— What to do —
Copy out every line of the records in which "Decrease" can be found.

------ Material for the task ------

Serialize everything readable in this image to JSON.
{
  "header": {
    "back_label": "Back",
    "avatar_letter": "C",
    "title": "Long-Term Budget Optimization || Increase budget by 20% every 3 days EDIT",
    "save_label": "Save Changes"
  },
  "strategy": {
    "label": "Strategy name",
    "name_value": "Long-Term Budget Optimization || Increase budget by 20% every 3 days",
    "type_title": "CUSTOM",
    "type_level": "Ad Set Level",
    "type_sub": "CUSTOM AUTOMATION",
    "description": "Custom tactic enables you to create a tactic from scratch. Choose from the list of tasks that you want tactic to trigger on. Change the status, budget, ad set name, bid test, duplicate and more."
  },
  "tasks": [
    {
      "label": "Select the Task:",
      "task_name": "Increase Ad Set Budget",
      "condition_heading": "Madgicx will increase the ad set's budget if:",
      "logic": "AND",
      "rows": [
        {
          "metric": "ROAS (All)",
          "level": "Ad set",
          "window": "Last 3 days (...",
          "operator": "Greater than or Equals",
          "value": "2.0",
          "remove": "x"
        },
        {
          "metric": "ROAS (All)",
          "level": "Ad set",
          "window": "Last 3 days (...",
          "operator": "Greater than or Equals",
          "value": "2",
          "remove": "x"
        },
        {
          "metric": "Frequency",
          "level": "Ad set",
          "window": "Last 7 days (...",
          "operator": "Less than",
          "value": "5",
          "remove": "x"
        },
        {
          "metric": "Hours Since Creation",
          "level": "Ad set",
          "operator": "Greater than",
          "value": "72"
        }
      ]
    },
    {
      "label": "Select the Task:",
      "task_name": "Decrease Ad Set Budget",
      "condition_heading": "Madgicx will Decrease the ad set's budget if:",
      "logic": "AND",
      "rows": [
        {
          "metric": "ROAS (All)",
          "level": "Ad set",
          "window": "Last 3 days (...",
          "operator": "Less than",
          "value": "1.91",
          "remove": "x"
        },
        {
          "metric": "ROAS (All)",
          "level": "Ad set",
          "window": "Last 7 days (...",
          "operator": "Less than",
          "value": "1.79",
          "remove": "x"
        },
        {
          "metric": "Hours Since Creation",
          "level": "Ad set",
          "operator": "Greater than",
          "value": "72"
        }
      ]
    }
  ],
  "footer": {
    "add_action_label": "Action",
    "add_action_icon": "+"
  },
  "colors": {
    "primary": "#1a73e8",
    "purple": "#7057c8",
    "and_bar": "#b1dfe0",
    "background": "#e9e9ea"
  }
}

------

— Task response —
      "task_name": "Decrease Ad Set Budget",
      "condition_heading": "Madgicx will Decrease the ad set's budget if:",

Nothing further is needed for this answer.